by Catherine Davis, Director of Minority Outreach
October 15, 2009
In a meeting recently, one of the speakers noted that the murder of Emmett Till gave face to the Civil Rights movement in the US. So when I saw a copy of a DVD about Emmett, I purchased it. I have watched the Untold Story of Emmett Louis Till five times. There were things in the documentary that I did not know or had not heard. I did not know and had not heard that there were two black men alleged to have held Emmett on the truck while his murderers drove him to the spot where he was killed. It was later reported one of them was seen washing Emmett’s blood out of the truck, claiming it was deer blood. The second man, who claimed he was not there, recounted the events of that ugly night using the same words that the murderers gave in their Look Magazine confession, almost verbatim. He was the only black person noted to have given this version of the events of that night.

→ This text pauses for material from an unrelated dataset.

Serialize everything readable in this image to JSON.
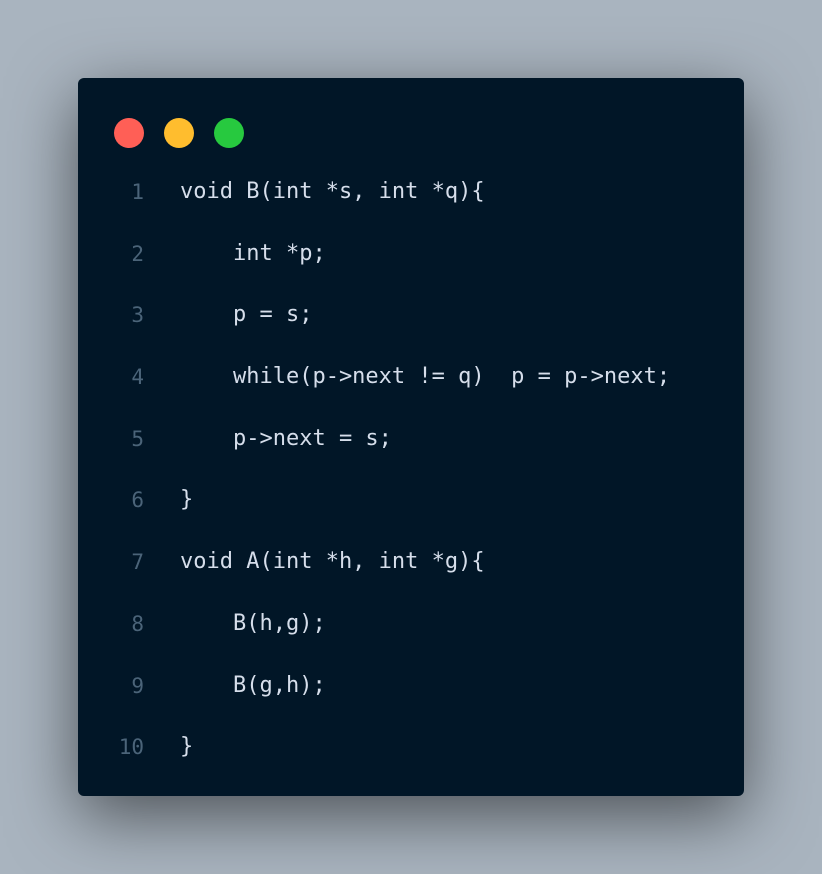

Similar expressions of betrayal in the black community continue today. And, depending on who is making the argument, the betrayal can take a number of forms. Just this week several pastors expressed their outrage and concern when a leading Bishop of one of the largest black denominations in America endorsed the President’s health care bill. This Bishop claims a belief in the sanctity of life yet the bill he endorsed has an amendment that expressly calls for public funding of abortion. In response, a pastor of that denomination immediately called the prolife pastors Uncle Toms and Republican brown nosers. This labeling was despite the fact that many of the pastors expressing their concerns were Independents and Democrats.
At a time when the black community is experiencing some of the most horrific problems of our lives, we find the community is fractured and crumbling because of racial and political game playing. A frightening trend has emerged and if it is not checked may mean the complete destruction of a people. That trend is one that forbids criticism of a black Democrat, no matter how detrimental their politics and policies may be. If I were to criticize the President for his policies that I perceive as deadly to the black community, for example, I too would be labeled an Uncle Tom, and in some circles, may be harmed physically.

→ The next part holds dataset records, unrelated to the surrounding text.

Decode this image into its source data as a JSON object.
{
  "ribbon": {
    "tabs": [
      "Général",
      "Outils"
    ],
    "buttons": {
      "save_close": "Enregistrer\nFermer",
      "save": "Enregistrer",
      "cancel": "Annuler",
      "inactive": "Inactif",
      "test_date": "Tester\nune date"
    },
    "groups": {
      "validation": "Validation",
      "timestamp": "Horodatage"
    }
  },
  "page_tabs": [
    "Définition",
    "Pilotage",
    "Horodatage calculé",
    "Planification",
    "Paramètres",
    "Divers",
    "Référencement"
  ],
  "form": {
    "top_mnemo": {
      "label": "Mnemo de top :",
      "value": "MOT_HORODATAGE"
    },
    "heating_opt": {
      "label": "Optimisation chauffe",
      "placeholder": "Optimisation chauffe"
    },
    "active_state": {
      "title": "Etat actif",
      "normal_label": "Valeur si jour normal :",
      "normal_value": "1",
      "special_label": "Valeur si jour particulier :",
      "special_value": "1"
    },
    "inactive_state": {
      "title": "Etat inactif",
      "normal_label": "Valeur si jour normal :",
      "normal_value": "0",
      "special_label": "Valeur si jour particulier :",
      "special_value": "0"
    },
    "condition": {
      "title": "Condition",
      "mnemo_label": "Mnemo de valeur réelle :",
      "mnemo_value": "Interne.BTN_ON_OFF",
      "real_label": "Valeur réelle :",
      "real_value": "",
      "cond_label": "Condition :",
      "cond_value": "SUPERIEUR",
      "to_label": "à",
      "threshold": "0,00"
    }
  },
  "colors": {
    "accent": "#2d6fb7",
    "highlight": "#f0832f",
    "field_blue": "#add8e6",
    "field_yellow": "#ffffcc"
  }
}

Over the last forty five years, there has been little if any improvement in the conditions blacks face. In fact, some would argue that since the passage of the Civil Rights Act of 1964things have worsened considerably. Despite having a large contingent of political representatives at every level of local, state and federal government, blacks face daunting numbers when considering healthcare, crime, education, incarceration and employment to name a few. Diabetes, heart disease, HIV/AIDS, hypertension and a host of other diseases run rampant. Blacks are disproportionately represented among homicide victims and offenders according to the Department of Justice (http://www.ojp.usdoj.gov/bjs/homicide/race.htm).
Nationally, over forty seven percent of our black youth drop, out of school (http://www.cnn.com/2009/US/06/18/bia.saving.desmond/index.html) and among black men, the dropout rate soars to over fifty percent (http://www.nytimes.com/2006/03/20/national/20blackmen.html?_r=2).
Forty eight percent of our teenagers have sexually transmitted diseases (http://blogs.usatoday.com/oped/2008/04/black-teen-std.html).
In the twenty five states with large black populations, 24-77% of those incarcerated are black (http://www.gibbsmagazine.com/blacks_in_prisons.htm).
Unemployment for blacks topped 15% in September (http://stats.bls.gov/news.release/empsit.nr0.htm). And these numbers are just a tip of the iceberg of all the problems facing the black community in America today.
I attended a church service in 2008 where chiefs, tribal leaders, and ministers from every tribe in Africa that sold blacks into slavery were in attendance. They had come to repent to American blacks for the betrayal their ancestors had perpetrated because of greed, selfishness and jealousy. I wonder if any of us have the fortitude to repent for our betrayals.
In the book of Ezekiel, Chapter 22, verse 30 it says God looked for someone to stand in the gap. But He could not find one. Contrary to the common belief of some about Uncle Tom, he did not betray his people. Uncle Tom stood in the gap for Eliza. He refused to betray her to the evil Simon Legree. Unlike Uncle Tom, the two men in the Emmett Till case were unwilling to die to keep Emmett alive. They betrayed him unto his death and to this day have not been brought to justice. Unlike Uncle Tom, some pastors will celebrate a leader that chooses political rather than moral/Godly stands. The pastors who spoke up against the endorsement of the President’s bill are indeed Uncle Toms. I applaud their willingness to stand and not betray their people to those are targeting us and who want us dead. I pray there are more who will stand in the gap to reverse the death style the hounds of hell have unleashed against the black community. Indeed, America needs more Uncle Toms – those who will not betray their people for personal, political or social gain. Are you one?